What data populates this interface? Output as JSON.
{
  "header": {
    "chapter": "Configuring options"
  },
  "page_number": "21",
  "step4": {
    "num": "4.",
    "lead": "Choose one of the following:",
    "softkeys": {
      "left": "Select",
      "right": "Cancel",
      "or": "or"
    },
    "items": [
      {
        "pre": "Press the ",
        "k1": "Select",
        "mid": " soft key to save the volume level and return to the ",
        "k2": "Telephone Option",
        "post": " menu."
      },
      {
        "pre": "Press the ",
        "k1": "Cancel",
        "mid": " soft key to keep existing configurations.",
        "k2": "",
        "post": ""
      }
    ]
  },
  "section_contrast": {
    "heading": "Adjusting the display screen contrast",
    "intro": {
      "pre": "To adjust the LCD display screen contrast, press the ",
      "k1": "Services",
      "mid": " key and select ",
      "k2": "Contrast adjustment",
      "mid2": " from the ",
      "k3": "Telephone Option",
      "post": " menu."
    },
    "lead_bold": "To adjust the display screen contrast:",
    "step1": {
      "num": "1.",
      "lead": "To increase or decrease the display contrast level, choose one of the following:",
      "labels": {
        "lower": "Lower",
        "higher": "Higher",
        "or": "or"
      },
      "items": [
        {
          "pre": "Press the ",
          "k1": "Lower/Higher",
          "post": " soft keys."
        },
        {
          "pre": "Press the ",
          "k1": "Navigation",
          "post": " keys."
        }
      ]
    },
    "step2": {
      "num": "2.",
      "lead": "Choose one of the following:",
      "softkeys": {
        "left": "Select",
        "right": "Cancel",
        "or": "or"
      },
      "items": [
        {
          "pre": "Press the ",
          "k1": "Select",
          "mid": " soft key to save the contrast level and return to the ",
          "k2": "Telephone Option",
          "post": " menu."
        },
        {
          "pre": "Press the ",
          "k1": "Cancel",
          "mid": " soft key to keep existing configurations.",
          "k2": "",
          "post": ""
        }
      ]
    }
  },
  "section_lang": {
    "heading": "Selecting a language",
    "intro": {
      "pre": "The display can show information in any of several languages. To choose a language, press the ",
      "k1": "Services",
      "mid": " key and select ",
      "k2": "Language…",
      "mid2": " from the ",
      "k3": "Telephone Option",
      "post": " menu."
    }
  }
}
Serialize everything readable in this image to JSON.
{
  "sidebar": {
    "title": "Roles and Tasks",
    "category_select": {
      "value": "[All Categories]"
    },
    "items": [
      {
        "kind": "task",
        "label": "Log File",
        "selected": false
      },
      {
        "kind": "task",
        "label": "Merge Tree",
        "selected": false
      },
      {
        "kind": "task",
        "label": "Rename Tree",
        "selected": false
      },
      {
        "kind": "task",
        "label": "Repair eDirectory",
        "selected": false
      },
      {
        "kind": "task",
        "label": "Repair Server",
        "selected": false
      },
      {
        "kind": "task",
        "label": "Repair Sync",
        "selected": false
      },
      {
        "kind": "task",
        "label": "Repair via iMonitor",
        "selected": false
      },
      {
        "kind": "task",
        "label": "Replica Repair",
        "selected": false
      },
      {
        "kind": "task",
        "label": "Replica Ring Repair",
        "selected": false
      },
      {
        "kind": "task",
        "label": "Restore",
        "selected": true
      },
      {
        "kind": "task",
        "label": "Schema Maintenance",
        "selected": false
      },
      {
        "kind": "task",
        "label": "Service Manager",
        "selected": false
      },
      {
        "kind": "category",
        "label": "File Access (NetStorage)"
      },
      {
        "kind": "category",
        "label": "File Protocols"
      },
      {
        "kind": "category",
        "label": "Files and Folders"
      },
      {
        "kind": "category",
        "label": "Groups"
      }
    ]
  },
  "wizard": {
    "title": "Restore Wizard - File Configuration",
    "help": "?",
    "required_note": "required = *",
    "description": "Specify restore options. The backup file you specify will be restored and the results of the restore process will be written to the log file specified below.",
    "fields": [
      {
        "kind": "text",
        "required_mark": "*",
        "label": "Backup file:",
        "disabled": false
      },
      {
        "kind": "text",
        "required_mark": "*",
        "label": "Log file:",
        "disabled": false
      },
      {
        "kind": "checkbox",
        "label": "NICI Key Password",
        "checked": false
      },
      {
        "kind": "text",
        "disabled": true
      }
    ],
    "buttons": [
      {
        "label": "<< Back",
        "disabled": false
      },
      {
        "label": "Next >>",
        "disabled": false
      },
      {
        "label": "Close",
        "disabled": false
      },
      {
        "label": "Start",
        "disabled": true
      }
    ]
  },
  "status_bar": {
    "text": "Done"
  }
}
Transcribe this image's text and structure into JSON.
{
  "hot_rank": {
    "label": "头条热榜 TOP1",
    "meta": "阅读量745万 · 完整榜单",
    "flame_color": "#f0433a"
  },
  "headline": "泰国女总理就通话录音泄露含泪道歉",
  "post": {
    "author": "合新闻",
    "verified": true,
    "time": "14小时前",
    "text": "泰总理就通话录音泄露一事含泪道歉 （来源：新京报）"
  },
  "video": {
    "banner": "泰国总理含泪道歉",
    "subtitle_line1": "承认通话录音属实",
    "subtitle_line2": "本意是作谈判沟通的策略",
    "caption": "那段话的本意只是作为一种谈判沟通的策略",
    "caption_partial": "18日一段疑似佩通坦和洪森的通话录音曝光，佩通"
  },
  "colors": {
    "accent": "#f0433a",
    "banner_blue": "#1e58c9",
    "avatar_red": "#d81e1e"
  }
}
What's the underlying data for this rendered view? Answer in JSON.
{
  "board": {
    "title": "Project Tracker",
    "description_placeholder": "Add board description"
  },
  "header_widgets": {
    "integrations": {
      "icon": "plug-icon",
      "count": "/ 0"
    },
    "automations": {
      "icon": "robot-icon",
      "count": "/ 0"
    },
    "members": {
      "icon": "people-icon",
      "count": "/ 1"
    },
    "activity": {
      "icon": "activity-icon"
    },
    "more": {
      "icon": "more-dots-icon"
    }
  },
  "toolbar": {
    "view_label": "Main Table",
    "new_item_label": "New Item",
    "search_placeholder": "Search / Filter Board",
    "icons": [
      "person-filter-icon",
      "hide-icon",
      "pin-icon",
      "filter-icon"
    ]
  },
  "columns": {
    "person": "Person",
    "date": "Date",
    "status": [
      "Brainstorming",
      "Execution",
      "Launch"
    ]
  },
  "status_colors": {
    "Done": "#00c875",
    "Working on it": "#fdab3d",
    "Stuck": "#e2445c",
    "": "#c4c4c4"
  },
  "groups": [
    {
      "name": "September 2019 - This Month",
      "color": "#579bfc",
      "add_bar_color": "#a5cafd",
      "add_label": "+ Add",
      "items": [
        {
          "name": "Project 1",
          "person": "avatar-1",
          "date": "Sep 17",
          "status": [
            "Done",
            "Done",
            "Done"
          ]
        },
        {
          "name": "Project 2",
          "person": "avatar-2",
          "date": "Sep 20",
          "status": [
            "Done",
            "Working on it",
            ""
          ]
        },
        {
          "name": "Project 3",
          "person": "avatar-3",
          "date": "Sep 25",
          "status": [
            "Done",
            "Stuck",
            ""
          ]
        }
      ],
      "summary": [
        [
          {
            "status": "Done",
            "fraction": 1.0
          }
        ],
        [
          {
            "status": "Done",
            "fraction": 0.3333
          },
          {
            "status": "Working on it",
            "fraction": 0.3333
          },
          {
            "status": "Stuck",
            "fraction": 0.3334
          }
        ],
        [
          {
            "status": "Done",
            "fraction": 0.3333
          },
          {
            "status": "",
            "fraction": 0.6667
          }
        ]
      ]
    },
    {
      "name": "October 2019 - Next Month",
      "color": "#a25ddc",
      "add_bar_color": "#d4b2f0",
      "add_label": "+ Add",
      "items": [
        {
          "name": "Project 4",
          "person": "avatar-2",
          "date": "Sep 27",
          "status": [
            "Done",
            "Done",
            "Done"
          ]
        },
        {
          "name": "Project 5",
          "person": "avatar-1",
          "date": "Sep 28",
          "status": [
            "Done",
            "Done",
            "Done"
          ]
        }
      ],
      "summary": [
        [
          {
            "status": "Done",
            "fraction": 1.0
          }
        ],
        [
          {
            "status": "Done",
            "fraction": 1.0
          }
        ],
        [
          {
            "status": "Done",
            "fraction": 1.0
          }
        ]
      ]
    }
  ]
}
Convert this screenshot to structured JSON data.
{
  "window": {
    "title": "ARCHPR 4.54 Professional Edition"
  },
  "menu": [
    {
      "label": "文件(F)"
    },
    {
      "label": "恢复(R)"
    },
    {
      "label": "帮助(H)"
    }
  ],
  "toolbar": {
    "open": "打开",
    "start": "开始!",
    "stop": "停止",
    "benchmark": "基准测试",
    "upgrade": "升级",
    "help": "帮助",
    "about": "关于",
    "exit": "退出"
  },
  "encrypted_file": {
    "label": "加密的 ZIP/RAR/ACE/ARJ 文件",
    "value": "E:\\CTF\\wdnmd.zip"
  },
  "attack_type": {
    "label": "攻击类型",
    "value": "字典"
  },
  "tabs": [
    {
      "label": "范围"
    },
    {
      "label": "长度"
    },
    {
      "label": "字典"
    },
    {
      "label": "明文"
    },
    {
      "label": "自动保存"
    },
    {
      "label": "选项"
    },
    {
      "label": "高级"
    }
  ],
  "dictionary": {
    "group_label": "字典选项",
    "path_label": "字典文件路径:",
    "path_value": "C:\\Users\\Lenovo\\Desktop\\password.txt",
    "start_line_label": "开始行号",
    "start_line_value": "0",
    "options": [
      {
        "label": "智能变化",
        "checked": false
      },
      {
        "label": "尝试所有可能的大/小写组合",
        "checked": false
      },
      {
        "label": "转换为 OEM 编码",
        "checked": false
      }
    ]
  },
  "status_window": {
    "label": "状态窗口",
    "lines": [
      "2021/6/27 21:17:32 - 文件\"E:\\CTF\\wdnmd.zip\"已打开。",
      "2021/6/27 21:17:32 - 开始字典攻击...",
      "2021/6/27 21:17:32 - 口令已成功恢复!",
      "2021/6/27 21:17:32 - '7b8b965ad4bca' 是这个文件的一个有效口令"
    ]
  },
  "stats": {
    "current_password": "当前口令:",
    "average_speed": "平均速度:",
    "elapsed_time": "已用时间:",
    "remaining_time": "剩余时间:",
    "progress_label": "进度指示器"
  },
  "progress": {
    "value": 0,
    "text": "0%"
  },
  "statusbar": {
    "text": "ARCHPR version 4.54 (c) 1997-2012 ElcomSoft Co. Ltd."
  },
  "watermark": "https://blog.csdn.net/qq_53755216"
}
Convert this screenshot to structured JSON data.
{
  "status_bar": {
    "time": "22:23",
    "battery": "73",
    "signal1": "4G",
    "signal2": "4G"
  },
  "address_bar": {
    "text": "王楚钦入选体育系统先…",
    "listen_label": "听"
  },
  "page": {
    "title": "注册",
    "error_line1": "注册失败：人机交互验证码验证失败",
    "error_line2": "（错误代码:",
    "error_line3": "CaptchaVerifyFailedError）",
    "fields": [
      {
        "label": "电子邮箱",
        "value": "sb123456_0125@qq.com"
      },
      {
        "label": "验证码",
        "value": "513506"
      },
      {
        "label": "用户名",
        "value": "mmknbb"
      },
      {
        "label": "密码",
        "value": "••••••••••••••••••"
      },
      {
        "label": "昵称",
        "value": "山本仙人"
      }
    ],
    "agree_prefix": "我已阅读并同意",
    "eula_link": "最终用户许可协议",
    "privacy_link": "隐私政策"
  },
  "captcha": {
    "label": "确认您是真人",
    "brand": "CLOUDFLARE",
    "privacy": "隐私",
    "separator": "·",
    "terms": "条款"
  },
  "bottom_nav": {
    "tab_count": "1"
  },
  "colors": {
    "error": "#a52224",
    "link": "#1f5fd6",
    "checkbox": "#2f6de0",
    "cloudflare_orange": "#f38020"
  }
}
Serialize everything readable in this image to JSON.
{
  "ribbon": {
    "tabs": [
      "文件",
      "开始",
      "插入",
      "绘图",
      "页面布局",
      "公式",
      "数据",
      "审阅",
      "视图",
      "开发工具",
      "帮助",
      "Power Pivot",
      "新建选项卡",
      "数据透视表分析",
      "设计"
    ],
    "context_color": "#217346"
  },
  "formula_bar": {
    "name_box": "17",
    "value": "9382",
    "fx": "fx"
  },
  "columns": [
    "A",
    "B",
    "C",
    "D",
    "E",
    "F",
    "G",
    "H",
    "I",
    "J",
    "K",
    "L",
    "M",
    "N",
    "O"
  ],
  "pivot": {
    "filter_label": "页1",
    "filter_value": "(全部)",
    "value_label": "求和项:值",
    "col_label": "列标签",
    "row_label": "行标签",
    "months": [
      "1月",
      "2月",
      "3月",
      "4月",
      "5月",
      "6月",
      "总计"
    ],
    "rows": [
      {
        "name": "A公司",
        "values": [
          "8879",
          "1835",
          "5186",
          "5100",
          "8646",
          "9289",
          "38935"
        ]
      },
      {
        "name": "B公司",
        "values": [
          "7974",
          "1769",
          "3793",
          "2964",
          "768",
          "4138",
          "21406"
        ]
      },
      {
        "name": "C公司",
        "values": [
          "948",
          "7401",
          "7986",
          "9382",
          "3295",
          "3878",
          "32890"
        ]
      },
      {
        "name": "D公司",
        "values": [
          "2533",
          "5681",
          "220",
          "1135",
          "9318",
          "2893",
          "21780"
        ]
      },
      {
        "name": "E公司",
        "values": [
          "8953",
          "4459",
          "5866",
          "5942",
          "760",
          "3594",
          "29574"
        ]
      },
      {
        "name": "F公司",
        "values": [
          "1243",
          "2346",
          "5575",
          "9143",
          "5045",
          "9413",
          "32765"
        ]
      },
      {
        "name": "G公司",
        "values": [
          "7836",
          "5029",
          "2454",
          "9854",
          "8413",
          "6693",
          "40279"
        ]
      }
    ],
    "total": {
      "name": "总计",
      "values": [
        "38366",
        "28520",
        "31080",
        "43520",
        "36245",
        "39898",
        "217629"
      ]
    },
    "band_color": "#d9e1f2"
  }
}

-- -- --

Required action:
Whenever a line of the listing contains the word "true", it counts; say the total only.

The answer:
4